In the case in which it was first called upon to in-terpret this clause, the Court doubted whether “any action of a State not directed by way of discrimination against the negroes as a class, or on account of their race, will ever be held to come within the purview of this provision.”1431 Nonetheless, in deciding the Granger Cases shortly thereafter, the Justices, as with the due process clause, seemingly entertained no doubt that the railroad corporations were entitled to invoke the protection of the clause.1432 Nine years later, Chief Justice Waite announced from the bench that the Court would not hear argument on the question whether the Equal Protection Clause applied to corporations. “We are all of the opinion that it does.”1433 The word has been given the broadest possible meaning. “These provisions are universal in their application, to all persons within the territorial jurisdiction, without regard to any differences of race, of color, or of nationality. . . .”1434 The only qualification is that a municipal corporation cannot invoke the clause against its state.1435
- Slaughter-House Cases, 83 U.S. (16 Wall.) 36, 81 (1873). Cf. Weber v. Aetna Casualty & Surety Co., 406 U.S. 164, 177 (1972) (Justice Rehnquist dissenting).
- Chicago, B. & Q. R.R. v. Iowa, 94 U.S. 155 (1877); Peik v. Chicago & N.W. Ry., 94 U.S. 164 (1877); Chicago, M. & St. P. R.R. v. Ackley, 94 U.S. 179 (1877); Winona & St. Peter R.R. v. Blake, 94 U.S. 180 (1877).
- Santa Clara County v. Southern Pac. R.R., 118 U.S. 394, 396 (1886). The background and developments from this utterance are treated in H. GRAHAM, EVERY-MAN ’ S CONSTITUTION: HISTORICAL ESSAYS ON THE FOURTEENTH AMENDMENT, THE CONSPIRACY THEORY, AND AMERICAN CONSTITUTIONALISM chs. 9, 10, and pp. 566–84 (1968). Justice Black, in Connecticut Gen. Life Ins. Co. v. Johnson, 303 U.S. 77, 85 (1938), and Justice Douglas, in Wheeling Steel Corp. v. Glander, 337 U.S. 562, 576 (1949), have disagreed that corporations are persons for equal protection purposes.
- Yick Wo v. Hopkins, 118 U.S. 356, 369 (1886). For modern examples, see Levy v. Louisiana, 391 U.S. 68, 70 (1968); Graham v. Richardson, 403 U.S. 365, 371 (1971).
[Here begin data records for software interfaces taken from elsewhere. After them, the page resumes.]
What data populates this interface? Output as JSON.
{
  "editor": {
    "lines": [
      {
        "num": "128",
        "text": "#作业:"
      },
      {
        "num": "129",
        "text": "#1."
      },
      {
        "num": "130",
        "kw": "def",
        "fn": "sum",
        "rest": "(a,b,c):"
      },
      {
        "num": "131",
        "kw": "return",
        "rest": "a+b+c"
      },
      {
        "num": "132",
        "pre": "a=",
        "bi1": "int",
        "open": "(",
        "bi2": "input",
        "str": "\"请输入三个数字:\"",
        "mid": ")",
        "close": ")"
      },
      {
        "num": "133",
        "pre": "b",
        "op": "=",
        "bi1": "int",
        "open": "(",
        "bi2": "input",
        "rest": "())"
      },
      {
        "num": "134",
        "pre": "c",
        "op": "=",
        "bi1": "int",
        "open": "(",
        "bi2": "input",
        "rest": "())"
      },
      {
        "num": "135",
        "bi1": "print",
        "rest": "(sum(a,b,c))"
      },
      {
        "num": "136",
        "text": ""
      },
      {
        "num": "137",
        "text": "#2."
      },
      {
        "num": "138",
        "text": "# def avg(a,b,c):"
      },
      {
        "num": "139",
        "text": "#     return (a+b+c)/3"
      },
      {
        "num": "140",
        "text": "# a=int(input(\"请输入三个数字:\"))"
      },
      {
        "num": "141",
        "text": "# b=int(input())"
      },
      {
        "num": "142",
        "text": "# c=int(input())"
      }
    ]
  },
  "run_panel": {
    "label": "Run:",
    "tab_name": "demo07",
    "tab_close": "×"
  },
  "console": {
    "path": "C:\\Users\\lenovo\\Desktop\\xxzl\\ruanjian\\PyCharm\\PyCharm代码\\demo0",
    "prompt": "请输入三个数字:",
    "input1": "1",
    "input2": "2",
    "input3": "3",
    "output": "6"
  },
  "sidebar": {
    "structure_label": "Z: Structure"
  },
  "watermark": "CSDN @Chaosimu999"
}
- City of Newark v. New Jersey, 262 U.S. 192 (1923); Williams v. Mayor of Baltimore, 289 U.S. 36 (1933).